## Dataset rows for apps and sites
== Segment start ==

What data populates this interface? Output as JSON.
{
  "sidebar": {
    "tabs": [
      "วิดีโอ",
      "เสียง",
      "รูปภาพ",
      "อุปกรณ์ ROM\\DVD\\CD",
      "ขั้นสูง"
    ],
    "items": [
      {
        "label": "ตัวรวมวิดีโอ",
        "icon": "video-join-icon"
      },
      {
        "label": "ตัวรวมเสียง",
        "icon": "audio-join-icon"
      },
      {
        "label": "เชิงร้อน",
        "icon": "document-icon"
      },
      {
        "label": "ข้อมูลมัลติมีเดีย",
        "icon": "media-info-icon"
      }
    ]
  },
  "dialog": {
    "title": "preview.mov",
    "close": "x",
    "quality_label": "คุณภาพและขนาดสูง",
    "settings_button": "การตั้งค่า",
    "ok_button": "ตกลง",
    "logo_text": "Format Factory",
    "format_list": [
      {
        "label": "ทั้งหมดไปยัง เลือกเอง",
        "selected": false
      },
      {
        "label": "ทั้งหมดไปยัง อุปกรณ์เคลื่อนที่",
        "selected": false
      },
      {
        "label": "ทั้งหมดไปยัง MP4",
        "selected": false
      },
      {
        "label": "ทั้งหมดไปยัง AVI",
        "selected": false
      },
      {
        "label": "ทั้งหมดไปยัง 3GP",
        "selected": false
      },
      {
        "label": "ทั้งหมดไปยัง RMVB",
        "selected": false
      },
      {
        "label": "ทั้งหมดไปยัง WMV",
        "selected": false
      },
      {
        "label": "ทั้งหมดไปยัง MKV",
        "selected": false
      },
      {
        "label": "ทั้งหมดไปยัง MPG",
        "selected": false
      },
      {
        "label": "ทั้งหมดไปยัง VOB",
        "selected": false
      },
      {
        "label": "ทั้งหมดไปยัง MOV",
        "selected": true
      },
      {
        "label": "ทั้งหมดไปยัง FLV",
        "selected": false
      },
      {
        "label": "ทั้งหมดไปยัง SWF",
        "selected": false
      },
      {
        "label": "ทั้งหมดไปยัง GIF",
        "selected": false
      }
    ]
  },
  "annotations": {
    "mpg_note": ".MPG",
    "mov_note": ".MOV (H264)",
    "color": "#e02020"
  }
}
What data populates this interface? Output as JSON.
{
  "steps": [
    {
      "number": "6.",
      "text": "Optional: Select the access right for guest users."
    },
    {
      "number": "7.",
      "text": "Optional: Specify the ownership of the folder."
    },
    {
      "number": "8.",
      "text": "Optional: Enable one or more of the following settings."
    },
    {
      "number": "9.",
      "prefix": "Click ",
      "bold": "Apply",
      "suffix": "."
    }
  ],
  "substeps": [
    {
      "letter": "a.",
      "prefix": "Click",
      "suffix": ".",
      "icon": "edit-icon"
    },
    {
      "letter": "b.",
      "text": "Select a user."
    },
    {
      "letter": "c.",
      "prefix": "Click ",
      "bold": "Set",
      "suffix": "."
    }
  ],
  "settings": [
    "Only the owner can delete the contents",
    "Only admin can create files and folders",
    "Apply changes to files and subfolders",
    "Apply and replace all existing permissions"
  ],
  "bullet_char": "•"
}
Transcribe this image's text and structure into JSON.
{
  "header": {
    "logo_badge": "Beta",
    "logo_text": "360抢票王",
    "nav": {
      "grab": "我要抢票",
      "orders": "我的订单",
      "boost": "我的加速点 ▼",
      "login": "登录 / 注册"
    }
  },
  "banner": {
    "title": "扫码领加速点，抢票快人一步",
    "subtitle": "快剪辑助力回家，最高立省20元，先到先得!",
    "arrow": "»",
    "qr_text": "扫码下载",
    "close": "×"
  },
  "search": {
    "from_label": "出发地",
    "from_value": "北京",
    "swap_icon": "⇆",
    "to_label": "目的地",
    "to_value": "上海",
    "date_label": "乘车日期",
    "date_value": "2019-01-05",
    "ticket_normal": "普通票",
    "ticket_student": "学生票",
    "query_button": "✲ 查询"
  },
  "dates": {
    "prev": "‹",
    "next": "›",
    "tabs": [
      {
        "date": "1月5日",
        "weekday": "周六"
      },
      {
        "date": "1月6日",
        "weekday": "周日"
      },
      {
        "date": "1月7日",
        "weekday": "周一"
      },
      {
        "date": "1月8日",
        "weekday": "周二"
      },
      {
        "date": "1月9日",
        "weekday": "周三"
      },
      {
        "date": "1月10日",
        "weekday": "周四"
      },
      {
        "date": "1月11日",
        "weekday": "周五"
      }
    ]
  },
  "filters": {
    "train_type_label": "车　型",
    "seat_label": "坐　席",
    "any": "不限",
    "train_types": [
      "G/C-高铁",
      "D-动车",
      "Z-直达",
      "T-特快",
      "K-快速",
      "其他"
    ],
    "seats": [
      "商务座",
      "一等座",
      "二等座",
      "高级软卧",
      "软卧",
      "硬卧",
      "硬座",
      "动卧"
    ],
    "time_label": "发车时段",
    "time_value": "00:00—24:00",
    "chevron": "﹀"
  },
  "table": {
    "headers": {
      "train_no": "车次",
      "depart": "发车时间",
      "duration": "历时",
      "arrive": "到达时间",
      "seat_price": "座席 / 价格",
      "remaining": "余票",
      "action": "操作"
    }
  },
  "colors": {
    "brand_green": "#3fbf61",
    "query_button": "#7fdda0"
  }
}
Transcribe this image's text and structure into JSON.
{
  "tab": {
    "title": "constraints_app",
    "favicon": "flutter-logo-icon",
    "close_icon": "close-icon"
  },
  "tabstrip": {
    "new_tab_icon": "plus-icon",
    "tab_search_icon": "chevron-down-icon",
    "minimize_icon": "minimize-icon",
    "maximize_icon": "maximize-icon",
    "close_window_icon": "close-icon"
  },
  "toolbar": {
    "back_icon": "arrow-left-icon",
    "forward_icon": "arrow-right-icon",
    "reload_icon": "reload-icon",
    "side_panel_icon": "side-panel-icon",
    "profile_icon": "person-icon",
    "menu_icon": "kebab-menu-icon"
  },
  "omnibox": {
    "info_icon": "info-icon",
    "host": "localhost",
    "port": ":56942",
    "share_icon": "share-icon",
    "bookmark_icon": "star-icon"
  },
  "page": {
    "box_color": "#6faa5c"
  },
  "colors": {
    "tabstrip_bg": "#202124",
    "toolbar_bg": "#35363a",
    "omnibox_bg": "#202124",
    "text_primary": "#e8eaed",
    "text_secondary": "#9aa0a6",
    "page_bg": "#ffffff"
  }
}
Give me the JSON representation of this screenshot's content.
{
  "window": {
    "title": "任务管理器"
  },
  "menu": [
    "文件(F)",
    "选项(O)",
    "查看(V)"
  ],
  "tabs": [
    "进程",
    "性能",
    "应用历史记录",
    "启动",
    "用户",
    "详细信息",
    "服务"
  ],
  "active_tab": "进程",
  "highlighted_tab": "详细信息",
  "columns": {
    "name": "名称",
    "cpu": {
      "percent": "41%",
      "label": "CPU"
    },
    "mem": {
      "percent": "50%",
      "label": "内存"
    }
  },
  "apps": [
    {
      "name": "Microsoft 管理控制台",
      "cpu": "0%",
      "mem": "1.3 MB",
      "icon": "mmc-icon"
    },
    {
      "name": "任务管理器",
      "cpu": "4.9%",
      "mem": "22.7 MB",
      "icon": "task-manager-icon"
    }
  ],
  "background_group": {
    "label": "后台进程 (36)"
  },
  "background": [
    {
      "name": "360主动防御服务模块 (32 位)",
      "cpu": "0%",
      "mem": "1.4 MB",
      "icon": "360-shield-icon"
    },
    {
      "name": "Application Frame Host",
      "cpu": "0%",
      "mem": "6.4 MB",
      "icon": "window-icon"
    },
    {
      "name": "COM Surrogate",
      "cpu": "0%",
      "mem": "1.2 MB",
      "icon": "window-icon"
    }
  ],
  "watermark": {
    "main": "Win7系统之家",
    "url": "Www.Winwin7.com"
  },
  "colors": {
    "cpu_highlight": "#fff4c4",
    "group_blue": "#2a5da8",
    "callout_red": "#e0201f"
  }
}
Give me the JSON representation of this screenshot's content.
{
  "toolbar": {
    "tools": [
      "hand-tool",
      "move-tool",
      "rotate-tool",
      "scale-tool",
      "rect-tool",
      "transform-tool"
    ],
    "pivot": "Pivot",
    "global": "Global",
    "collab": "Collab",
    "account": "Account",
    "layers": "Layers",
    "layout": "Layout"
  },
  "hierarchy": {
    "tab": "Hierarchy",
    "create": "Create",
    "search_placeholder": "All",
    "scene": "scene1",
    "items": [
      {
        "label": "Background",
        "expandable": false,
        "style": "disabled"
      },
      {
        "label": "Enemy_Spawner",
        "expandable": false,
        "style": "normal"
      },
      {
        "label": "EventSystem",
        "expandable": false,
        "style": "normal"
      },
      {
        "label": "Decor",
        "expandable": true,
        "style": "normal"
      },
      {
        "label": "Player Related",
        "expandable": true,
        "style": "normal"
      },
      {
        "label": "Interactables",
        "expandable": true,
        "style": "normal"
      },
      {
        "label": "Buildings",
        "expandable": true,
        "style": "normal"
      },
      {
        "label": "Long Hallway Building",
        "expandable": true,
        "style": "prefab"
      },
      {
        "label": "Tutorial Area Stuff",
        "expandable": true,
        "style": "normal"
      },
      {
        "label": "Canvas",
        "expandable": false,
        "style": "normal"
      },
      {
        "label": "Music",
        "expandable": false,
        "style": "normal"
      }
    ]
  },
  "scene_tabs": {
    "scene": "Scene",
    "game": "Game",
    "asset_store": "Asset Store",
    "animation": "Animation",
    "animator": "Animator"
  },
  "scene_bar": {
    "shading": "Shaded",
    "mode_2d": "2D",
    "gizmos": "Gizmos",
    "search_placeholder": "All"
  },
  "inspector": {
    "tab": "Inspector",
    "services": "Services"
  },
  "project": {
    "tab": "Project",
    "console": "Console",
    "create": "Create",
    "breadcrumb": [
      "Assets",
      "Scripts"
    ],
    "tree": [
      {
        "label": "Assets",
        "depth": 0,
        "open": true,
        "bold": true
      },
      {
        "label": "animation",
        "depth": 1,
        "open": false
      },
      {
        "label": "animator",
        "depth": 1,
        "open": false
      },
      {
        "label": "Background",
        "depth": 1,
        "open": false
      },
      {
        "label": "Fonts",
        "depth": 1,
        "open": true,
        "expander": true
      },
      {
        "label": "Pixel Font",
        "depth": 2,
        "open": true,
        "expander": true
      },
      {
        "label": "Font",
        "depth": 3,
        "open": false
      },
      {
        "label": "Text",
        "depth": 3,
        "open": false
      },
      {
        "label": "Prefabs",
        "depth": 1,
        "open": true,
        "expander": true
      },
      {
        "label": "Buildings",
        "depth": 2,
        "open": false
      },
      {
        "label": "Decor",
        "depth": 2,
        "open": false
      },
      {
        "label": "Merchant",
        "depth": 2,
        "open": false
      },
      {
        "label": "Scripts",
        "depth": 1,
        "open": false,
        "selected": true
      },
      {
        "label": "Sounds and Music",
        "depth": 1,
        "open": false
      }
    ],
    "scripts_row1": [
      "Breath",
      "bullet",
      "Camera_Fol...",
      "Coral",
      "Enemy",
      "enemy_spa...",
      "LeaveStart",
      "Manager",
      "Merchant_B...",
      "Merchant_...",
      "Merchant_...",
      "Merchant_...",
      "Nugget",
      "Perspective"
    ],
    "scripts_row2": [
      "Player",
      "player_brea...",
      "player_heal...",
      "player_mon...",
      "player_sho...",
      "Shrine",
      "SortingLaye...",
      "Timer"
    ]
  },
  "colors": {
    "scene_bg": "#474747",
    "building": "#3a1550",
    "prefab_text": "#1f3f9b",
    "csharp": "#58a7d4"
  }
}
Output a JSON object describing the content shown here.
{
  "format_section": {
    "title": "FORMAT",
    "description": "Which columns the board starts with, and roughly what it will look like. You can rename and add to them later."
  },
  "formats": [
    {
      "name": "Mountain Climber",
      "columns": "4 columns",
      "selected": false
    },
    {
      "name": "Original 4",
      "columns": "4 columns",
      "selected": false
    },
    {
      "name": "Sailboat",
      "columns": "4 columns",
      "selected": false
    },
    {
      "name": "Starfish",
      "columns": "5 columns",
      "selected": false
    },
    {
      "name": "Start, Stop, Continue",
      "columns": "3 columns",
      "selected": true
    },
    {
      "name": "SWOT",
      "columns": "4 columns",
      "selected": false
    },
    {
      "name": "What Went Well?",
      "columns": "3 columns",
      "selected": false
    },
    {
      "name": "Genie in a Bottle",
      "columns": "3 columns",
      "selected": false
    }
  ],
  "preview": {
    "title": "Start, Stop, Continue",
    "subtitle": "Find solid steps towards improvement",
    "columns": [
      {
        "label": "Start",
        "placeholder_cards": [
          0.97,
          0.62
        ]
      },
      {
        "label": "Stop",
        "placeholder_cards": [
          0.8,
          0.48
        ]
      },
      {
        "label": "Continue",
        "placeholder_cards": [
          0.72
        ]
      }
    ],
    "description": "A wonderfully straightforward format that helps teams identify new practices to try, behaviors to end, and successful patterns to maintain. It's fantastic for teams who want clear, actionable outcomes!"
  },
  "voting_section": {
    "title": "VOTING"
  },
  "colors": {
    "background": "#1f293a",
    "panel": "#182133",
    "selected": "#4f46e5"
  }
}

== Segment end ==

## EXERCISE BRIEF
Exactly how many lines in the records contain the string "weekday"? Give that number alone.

## SOLUTION TO THIS TASK
7